I have the sleep gene. I can fall asleep anytime, practically anywhere, within about ten minutes. One of my daughters, H, got the sleep gene from me as well. ( Our son falls asleep easily but literally pops out of bed at 5:30 am, so I don’t count him as a “sleeper.”) H and I go to bed early, and get up at a reasonable time. I can’t really think of the last time I didn’t sleep all night, given the opportunity. I’ve had countless patients lament to me that they can’t sleep, and while I earnestly listen and empathize with them, in truth I really have no idea what that feels like.

My husband and other daughter, E, on the other hand, have difficulty sleeping at all.  Stimulating intellectual intensity, a desire to read continuously, and feeling there are not enough hours in the day to fit in all of the varied activities they’d like to explore, results in the two of them being up late at night. When I first met my husband, he was stunned that I napped (I come from a long line of professional nappers.) When Dave and I lived in our little apartment, if I had been napping longer than an hour, he would come in, bouncing on the bed, to wake me up to go do something. I would stare at him, one-eyed, like a cat, wondering why he couldn’t sleep more like me (I fondly called him “Tigger” during this phase.)

Things did calm down somewhat when I entered medical school and residency, since I was in a constant state of sleep deprivation for seven years. I was gone every third or fourth night – working all night, and when I did get home to sleep in my own bed, Dave would definitely let me sleep. Having twins leveled things out even more – then I was the one who could tolerate the sleep deprivation, since I’d been living it for so many years. After the fatigue of having three kids, Dave now sleeps more than he used to, and even occasionally naps with me.

So it’s not surprising that I consider sleep to be the best form of self-care for me. Walks and bike rides are great, pedicures and foot rubs even better, but nothing beats a great nap in our bed. The main benefit is brain rest: I can stop thinking about my patient list, a half-finished homeschool project, or what I need to get done around the house. I can blissfully rest away, and, for a short time, all the other issues can wait.
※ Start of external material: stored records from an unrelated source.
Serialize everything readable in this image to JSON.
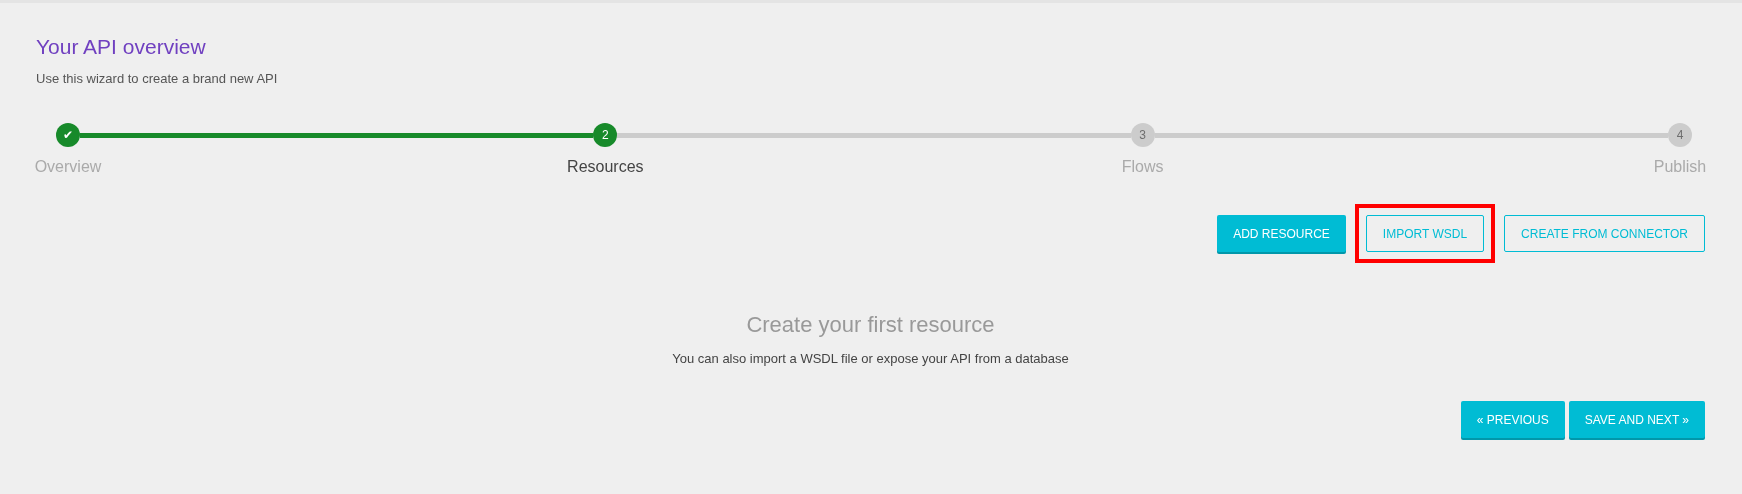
{
  "header": {
    "title": "Your API overview",
    "subtitle": "Use this wizard to create a brand new API"
  },
  "steps": [
    {
      "marker": "✔",
      "label": "Overview",
      "selected": false
    },
    {
      "marker": "2",
      "label": "Resources",
      "selected": true
    },
    {
      "marker": "3",
      "label": "Flows",
      "selected": false
    },
    {
      "marker": "4",
      "label": "Publish",
      "selected": false
    }
  ],
  "actions": [
    {
      "label": "ADD RESOURCE",
      "kind": "filled",
      "highlighted": false
    },
    {
      "label": "IMPORT WSDL",
      "kind": "outlined",
      "highlighted": true
    },
    {
      "label": "CREATE FROM CONNECTOR",
      "kind": "outlined",
      "highlighted": false
    }
  ],
  "empty_state": {
    "title": "Create your first resource",
    "text": "You can also import a WSDL file or expose your API from a database"
  },
  "navigation": [
    {
      "label": "« PREVIOUS"
    },
    {
      "label": "SAVE AND NEXT »"
    }
  ]
}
I feel a little sad every time I wake up from a great nap that Dave can’t share that feeling with me. Even while he sleeps, his brain is working overtime. As an example, yesterday, our son – who has always taken to water like a fish – overdid things at the pool, and I had to make him sit out for a while to rest. Dave got himself up twice during the night to check and make sure our son wasn’t “dry drowning.” Once Dave gets something in his head, he won’t be able to sleep until he rectifies it. As a consequence, his mental reset mechanisms are different: playing the guitar, a brisk walk, or a great movie gets him re-centered and ready to go.
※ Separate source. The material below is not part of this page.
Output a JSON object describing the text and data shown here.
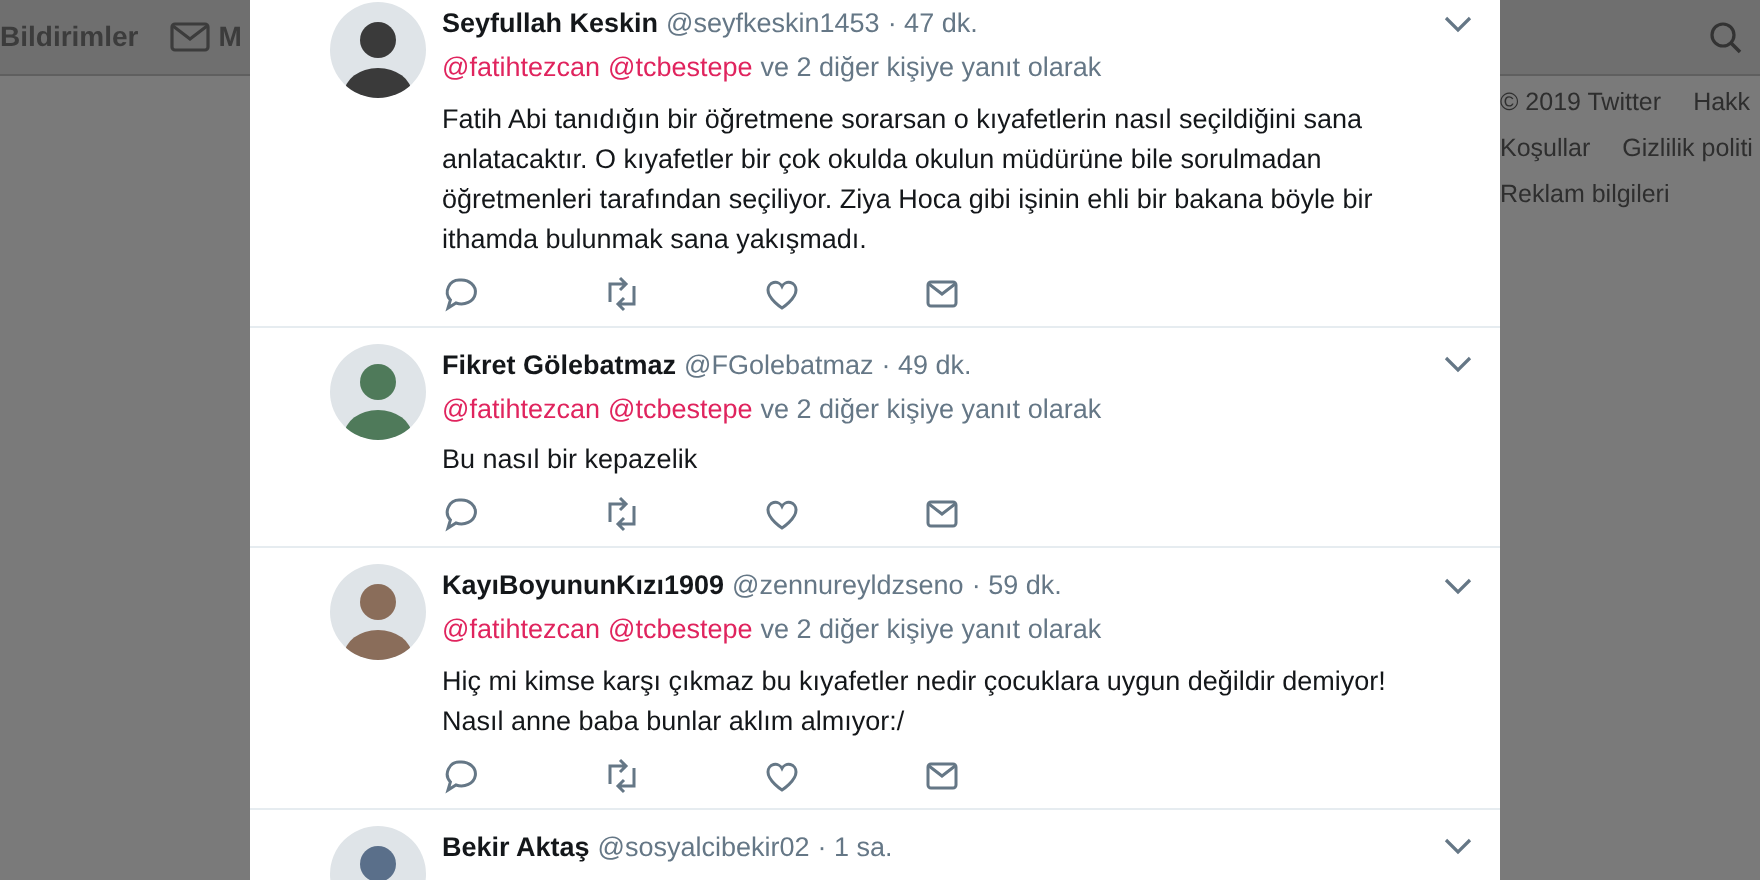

Regardless, whether it’s sleep or exercise, we both find that working and homeschooling is impossible if we don’t take care of ourselves, too. Stopping the world to allow ourselves some time to center is the only way to power this system for the long haul. We both encourage the other’s needs: if I announce I’m taking a nap, Dave will say, “that sounds like a great idea, you should definitely go.” I offer the same encouraging words when he’s going out for a bike ride or off to band practice.

Speaking of which, if you’ll excuse me, the bed is calling my name.

 

 

 

We’re participating in a blog hop with Gifted Homeschoolers Forum this week on “Sleep and other Forms of Parental Self-Care.”

Check out the other posts on this topic!

Sept GHF Bloghop